Mayor Fred Tagliarini attributed the zero-rate increase in part to the benefits of fees from multiple redevelopment projects now under way in the township. Other contributing factors included lower financing costs arising from successful efforts to refinance bonds at lower interest rates as well as the township’s moves to make larger down-payments on capital projects.
“We are also proud to report that no municipal services or capital projects had to be cut to maintain the rate, and the surplus will be approximately $500,000,” Mayor Tagliarini said.
Highlights of the 2017 capital budget include the previously announced Woodfield Sewer Project and the re-imagined Veterans Memorial Park at Cliffwood Beach, as well as the new Neighborhood Park Improvement Program.

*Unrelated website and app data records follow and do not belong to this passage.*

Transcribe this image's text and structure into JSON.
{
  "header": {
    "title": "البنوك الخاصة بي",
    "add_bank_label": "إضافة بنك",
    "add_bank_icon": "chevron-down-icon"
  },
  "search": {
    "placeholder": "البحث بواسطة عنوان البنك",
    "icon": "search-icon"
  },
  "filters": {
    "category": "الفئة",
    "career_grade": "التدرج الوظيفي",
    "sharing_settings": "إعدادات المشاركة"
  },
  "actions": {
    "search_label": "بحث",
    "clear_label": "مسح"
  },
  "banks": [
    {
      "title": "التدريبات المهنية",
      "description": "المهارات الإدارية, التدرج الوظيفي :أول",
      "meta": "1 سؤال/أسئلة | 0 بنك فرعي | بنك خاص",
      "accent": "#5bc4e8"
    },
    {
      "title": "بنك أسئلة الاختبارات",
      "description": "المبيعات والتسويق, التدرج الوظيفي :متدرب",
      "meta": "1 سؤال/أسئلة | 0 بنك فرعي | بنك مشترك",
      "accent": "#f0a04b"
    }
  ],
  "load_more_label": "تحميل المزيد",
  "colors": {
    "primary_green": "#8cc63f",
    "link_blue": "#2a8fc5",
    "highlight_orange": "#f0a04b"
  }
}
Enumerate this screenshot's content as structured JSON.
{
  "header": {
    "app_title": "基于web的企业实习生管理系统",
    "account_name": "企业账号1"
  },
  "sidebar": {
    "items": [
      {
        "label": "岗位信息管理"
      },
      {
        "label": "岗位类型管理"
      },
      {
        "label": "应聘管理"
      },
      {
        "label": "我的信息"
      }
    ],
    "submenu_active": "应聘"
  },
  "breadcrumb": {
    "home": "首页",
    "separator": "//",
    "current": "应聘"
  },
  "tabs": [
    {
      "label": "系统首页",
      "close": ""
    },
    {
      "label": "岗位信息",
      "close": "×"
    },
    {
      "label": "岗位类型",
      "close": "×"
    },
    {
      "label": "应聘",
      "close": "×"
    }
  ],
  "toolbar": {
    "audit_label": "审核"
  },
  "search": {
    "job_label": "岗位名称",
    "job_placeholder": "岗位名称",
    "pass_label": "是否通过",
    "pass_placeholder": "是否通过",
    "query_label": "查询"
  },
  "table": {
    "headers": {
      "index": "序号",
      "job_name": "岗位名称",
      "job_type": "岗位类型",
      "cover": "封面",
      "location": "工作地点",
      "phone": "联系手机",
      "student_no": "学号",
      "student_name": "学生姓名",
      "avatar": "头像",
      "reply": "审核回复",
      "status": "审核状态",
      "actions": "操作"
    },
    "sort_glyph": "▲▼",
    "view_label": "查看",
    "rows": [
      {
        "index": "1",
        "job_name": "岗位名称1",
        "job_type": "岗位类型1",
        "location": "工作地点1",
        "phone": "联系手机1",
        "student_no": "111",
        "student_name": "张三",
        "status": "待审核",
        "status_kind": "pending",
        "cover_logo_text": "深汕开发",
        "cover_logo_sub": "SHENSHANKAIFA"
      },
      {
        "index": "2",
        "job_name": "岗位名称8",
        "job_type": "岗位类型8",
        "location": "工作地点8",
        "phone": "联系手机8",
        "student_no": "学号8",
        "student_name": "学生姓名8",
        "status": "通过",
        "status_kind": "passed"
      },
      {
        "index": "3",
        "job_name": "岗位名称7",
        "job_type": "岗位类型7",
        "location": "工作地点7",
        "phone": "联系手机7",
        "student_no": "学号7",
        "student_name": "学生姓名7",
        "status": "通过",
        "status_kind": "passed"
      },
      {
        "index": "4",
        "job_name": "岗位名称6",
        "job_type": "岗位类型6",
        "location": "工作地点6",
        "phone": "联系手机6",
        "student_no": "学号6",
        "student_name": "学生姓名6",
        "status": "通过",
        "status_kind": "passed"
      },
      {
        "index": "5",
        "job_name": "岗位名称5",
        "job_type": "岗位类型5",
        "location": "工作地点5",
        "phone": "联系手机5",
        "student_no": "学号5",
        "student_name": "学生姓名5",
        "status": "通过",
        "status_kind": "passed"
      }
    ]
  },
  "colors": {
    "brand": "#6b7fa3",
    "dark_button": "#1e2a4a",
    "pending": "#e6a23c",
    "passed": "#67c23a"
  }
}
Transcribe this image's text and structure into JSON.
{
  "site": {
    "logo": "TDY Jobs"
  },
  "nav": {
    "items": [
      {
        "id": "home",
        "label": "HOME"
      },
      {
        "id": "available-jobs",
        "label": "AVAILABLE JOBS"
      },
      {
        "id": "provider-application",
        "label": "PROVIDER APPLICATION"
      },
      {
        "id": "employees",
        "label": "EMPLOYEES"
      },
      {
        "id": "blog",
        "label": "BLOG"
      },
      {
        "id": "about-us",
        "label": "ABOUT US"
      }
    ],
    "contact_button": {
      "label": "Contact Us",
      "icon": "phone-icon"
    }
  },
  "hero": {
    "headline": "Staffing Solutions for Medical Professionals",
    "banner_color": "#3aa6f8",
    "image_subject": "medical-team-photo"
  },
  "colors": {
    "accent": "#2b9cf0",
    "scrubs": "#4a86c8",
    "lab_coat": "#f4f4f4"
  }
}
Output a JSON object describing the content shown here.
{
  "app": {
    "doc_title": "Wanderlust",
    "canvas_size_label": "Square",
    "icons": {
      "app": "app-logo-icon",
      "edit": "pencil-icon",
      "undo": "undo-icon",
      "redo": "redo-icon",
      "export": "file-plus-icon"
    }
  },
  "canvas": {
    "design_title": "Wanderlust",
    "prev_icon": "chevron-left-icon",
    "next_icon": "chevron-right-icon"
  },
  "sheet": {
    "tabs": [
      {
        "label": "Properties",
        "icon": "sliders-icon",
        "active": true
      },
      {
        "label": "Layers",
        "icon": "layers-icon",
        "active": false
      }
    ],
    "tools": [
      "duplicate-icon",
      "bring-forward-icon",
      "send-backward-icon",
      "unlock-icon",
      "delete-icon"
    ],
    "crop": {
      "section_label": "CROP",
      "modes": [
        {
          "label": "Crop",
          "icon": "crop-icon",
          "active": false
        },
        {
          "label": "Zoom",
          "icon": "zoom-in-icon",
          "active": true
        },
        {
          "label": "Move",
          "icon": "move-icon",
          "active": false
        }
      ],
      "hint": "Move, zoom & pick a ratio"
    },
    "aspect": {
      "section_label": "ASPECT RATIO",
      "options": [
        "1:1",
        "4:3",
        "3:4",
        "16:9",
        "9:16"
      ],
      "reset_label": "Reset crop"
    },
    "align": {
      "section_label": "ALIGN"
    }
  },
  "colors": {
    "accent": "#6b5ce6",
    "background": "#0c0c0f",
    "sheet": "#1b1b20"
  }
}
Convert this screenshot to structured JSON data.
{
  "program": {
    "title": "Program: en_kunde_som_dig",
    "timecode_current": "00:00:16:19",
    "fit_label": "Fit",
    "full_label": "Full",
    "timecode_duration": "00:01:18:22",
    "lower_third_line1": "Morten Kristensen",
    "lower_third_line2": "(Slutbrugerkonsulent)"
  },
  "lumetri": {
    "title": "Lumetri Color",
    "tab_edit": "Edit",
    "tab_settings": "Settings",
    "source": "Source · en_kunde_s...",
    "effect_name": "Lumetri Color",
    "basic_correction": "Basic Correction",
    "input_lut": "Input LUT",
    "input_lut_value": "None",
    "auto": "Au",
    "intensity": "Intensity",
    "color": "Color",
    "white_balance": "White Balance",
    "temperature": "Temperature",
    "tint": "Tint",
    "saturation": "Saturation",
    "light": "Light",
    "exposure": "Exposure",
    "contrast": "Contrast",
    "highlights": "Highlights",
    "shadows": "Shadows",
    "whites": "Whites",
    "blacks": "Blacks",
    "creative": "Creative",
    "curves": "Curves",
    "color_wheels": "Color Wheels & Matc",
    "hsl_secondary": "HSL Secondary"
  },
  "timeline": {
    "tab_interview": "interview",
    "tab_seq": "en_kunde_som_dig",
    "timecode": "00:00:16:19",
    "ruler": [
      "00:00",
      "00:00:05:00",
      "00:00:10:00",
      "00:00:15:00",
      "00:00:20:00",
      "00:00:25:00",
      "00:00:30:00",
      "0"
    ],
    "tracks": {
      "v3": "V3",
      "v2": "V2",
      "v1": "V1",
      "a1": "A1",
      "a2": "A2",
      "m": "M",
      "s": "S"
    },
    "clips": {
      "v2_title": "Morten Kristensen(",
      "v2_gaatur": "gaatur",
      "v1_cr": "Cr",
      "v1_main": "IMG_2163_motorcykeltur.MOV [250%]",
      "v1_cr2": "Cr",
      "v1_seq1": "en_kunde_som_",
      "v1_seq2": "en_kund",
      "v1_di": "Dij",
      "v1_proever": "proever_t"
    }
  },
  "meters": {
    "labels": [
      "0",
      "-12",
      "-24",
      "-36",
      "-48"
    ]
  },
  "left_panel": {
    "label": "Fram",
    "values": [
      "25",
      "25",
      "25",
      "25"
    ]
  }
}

“The Neighborhood Park program will bring a variety of enhancements to two to three venues per year, beginning with Andover, Deerfield and Midland Parks later this year, which will be funded in part by a $150,000 grant from Monmouth County,” said Councilman Joseph Martucci, who served on the Council’s capital budget committee along with Mayor Tagliarini and Deputy Mayor Margaret Montone. “We will apply for grants every year for this program.”
On the expenditures side, Mayor Tagliarini noted that efforts to keep costs contained and maintain services for residents were underscored by the Council’s successful work with the Aberdeen Patrolmen’s Benevolent Association (PBA) to adjust the salary step-guide so it takes longer for newly-hired officers to reach the top salary step.
“Our agreement with the PBA to stretch the salary guide will allow us to hire five additional officers to cover increasing demands by our new redevelopment projects, while at the same time, reducing police salaries over the next 15 years by over $300,000,” said Councilman Greg Cannon. “We are especially grateful to PBA President Mike Plant, who brought this proposal to the membership and was able to get a unanimous vote to open the contract, demonstrating the dedication of our police to our community.”
In all, the 2017 municipal tax rate is based on a total net valuation for all properties in the township of $2.08 billion, up 2.5% from $2.03 billion in 2016. “A consistently increasing base helps to equalize any tax increases, and when our redevelopment projects are completed, those increased valuations from old factories to new construction will help further stabilize the Township’s tax rate,” Deputy Mayor Montone said.
Township Manager Holly Reycraft noted that the 2017 Levy Cap is $157,312 under the maximum allowable amount to be raised by taxation. “This is the statue that is referred to as the ‘2% CAP.’ We have always been under the 2% levy CAP since the law was passed in 2010,” she reported.
“In closing, I’d like to thank Township Manager Holly Reycraft, Chief Financial Officer Angela Morin, our department heads and the Township Council for their hard work on this budget,” Mayor Tagliarini said. “Once again, this was a true team effort aimed at delivering the best services for our residents at the lowest possible cost.”